• _TASK BRIEF_
Search the data below for lines that include the word "this" and state how many there are, nothing else.

(Entries taken from a collection)
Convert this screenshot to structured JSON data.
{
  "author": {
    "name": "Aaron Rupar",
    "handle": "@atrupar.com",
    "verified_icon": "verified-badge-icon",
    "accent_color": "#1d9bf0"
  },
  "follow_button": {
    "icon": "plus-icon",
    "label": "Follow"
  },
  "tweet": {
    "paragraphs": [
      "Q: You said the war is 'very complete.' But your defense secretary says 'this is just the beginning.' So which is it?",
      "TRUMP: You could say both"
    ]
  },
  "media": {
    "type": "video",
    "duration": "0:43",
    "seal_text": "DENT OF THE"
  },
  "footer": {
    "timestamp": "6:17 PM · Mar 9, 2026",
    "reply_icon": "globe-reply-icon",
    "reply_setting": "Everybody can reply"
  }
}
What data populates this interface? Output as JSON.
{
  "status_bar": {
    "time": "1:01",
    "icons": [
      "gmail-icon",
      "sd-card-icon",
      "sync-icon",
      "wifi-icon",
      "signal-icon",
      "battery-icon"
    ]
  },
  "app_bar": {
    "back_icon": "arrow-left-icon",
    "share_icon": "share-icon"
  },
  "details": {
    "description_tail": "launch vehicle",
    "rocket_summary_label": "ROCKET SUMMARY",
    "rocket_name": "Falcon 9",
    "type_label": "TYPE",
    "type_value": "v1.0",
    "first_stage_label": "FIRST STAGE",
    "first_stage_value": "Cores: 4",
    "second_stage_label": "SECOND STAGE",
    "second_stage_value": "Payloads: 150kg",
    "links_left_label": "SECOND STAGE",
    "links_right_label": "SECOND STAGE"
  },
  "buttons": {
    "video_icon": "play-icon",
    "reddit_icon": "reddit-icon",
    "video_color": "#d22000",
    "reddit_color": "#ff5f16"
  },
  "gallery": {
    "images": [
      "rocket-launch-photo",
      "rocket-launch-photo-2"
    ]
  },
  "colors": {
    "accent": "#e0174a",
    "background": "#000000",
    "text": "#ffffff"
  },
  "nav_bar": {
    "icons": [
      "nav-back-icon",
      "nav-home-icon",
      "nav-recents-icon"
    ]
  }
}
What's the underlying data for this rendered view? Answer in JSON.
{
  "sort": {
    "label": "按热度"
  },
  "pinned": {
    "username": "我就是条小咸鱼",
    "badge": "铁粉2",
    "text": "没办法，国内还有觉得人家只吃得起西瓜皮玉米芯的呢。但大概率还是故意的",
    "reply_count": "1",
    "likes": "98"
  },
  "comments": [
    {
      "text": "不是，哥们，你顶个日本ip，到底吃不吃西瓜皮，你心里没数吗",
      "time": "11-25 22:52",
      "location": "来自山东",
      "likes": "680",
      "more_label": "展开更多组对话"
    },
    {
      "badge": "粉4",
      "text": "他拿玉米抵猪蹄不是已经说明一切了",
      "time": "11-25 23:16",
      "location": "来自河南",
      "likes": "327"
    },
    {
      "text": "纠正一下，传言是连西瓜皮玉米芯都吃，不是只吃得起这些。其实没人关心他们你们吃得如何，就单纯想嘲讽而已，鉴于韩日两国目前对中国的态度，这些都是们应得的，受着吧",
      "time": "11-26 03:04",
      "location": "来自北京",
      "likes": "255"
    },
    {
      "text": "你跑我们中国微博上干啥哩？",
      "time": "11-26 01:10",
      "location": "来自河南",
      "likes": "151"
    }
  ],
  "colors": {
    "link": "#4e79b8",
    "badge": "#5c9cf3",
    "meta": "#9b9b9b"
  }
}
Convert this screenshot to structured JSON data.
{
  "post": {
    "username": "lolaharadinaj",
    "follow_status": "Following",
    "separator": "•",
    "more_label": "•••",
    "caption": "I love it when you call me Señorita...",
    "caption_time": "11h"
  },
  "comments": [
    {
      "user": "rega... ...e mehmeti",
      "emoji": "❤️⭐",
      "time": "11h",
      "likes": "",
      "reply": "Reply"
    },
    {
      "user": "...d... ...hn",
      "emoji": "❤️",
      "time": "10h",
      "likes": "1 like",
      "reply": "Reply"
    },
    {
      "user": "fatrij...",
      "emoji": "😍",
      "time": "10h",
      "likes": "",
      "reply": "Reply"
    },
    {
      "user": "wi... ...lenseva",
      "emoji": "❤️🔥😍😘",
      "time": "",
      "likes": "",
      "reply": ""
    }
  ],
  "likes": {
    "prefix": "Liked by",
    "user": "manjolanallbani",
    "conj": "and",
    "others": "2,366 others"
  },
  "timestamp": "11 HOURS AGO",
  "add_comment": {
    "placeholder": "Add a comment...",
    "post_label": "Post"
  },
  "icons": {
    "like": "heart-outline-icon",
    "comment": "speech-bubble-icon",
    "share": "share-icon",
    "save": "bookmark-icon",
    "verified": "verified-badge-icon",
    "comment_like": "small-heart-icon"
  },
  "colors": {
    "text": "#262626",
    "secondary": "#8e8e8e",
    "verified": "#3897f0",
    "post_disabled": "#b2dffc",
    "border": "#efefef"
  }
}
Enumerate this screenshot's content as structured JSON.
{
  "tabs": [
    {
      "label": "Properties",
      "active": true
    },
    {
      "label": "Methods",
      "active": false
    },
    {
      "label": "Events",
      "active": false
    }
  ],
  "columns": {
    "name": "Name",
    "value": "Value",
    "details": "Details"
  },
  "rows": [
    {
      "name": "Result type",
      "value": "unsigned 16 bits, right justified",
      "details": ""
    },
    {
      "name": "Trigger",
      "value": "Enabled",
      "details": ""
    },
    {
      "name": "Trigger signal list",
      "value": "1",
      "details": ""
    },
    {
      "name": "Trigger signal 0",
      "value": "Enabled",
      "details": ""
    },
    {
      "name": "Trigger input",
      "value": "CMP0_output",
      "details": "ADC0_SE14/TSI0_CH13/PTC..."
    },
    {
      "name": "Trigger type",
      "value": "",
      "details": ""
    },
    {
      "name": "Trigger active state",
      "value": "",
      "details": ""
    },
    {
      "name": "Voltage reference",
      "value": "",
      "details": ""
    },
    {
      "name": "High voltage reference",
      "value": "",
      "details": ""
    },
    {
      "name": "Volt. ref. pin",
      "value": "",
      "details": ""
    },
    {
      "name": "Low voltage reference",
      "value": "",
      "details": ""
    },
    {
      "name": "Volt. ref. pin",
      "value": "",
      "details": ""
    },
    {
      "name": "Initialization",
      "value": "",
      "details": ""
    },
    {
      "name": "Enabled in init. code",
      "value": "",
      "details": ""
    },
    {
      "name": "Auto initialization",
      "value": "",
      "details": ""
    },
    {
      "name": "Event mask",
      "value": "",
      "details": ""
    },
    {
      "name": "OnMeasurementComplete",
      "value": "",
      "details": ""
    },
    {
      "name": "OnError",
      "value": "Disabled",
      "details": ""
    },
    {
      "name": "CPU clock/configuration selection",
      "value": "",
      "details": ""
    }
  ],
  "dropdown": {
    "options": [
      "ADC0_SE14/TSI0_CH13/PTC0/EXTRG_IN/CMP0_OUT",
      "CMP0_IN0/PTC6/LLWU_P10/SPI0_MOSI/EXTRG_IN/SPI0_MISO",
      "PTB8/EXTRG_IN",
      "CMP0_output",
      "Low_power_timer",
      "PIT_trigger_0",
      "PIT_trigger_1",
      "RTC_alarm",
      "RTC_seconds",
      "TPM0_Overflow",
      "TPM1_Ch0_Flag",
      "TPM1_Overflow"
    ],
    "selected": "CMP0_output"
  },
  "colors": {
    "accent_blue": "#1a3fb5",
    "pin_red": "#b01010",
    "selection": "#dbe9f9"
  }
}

• _EXERCISE RESPONSE_
6